● Task brief
Check the entries below for lines with "datetime"; report only how many there are.
-- Opening Marker --
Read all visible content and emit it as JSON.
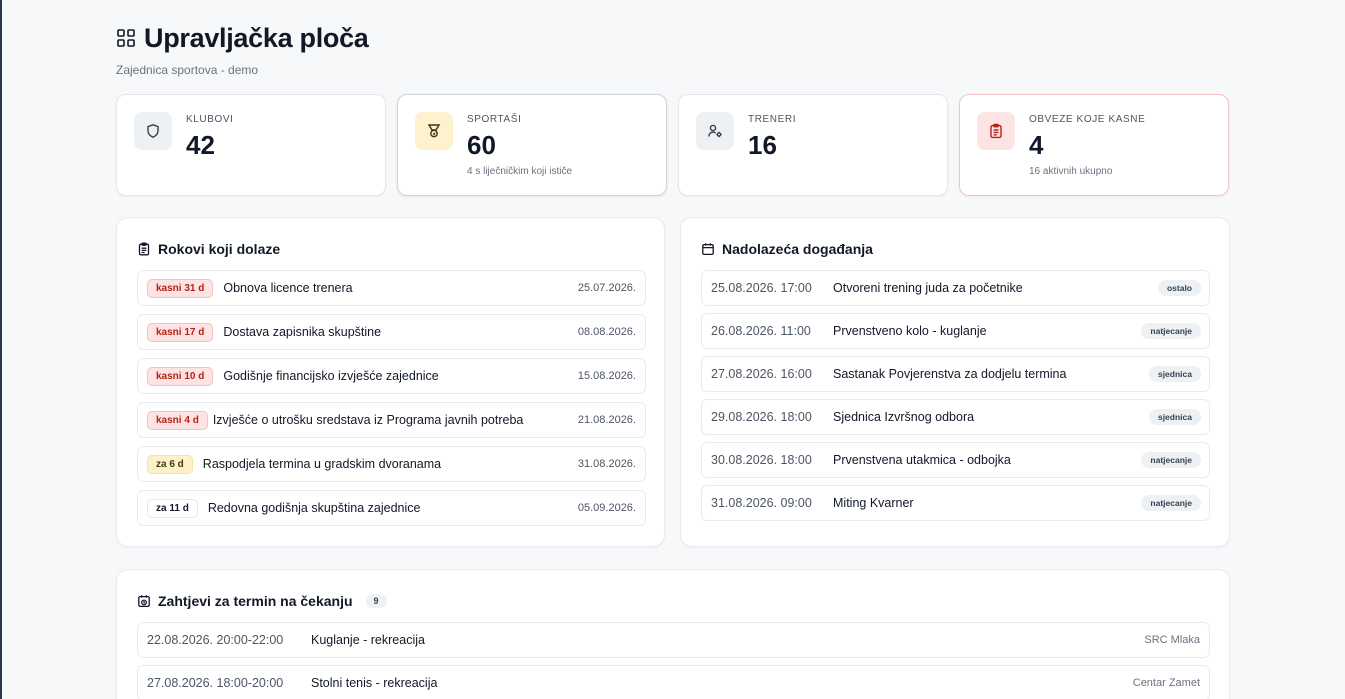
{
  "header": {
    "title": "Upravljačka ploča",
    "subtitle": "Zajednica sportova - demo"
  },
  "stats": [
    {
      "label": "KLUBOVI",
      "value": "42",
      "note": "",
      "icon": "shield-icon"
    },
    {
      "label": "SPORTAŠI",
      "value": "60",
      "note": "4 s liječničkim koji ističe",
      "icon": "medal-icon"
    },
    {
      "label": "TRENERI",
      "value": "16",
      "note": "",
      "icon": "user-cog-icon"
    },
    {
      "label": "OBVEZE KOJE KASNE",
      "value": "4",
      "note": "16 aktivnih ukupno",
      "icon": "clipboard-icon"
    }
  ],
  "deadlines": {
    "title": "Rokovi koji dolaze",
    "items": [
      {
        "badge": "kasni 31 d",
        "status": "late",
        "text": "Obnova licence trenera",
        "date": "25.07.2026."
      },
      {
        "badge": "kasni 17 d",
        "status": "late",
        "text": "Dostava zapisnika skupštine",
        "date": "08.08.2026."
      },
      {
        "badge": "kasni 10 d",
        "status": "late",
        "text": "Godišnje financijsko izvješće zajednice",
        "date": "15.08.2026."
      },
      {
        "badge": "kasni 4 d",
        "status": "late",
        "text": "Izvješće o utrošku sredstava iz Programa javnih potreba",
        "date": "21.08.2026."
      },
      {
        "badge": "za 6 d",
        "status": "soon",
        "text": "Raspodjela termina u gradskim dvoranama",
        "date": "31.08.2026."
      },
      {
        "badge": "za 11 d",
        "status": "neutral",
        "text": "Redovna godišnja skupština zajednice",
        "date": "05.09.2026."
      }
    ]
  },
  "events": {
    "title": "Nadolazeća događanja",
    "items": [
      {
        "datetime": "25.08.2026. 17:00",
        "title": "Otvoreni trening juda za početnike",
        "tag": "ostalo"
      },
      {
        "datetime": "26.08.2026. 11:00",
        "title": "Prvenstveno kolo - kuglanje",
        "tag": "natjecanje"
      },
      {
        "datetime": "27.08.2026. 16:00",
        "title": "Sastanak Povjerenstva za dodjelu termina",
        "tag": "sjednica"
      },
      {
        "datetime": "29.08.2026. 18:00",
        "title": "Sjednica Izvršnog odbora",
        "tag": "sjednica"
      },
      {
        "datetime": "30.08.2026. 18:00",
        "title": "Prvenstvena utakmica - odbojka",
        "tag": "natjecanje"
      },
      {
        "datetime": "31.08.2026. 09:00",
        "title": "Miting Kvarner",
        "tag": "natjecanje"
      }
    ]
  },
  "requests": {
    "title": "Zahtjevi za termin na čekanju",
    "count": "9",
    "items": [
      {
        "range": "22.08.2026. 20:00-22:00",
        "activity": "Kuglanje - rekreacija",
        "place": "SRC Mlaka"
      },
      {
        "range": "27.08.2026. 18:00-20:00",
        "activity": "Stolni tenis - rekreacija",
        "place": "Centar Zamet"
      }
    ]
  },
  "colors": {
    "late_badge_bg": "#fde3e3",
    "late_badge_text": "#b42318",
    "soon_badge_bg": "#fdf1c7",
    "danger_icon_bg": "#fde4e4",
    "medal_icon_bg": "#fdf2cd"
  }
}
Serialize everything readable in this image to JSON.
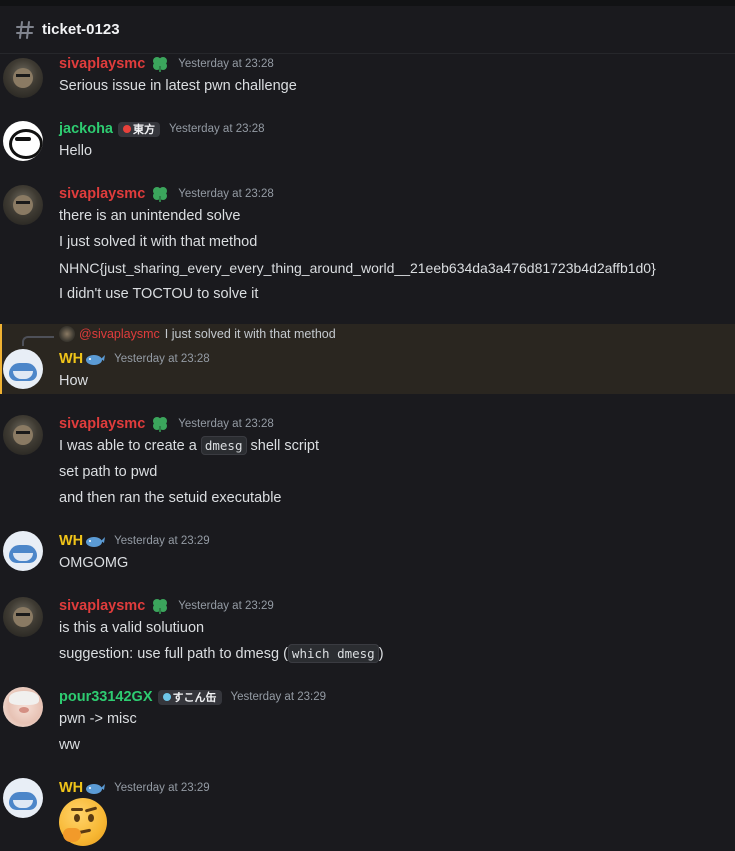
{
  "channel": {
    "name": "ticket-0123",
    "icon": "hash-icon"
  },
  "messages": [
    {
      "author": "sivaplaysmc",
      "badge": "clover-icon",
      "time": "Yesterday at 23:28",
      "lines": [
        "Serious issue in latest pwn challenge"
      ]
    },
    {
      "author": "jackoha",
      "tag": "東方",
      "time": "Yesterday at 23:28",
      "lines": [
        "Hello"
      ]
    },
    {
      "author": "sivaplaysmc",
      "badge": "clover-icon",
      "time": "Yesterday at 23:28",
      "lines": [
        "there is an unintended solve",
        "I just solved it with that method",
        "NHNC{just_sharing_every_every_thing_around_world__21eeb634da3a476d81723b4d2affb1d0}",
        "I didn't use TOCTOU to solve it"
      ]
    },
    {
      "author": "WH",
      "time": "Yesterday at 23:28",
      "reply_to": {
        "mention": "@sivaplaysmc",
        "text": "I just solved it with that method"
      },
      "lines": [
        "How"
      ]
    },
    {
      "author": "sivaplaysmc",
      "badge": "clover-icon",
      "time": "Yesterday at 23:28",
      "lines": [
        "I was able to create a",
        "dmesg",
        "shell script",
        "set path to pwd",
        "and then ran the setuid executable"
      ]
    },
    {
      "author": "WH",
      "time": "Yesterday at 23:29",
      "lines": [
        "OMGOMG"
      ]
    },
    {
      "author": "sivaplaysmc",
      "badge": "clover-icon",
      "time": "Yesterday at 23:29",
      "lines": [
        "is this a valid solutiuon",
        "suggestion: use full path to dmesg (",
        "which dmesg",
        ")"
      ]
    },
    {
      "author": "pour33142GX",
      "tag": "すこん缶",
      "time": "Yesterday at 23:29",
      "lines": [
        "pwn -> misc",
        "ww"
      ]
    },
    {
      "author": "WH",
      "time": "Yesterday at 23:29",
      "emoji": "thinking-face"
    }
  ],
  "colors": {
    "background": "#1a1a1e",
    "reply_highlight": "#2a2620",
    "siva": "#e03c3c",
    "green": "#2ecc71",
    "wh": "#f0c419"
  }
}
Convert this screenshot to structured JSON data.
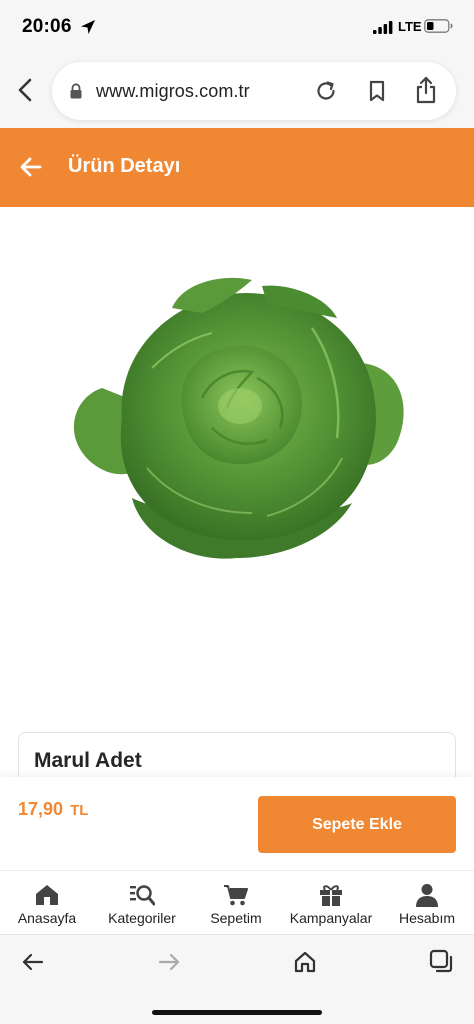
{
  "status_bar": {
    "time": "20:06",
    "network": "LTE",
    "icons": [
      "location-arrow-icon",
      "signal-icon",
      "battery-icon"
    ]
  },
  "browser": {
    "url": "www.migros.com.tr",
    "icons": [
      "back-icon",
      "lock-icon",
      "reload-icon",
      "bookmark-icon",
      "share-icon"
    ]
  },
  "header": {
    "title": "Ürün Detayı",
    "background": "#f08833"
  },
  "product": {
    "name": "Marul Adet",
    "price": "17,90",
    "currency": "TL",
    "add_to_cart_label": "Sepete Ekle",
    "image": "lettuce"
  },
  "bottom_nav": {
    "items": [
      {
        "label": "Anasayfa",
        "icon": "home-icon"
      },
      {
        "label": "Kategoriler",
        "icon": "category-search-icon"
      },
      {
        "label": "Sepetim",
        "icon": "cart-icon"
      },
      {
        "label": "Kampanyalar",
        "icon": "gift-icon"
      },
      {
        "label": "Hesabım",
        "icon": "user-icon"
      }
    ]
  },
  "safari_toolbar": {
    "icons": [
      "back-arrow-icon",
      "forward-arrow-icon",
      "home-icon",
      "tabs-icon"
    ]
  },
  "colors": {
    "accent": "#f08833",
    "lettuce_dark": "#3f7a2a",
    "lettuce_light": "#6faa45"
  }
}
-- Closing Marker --
● Answer to this exercise
6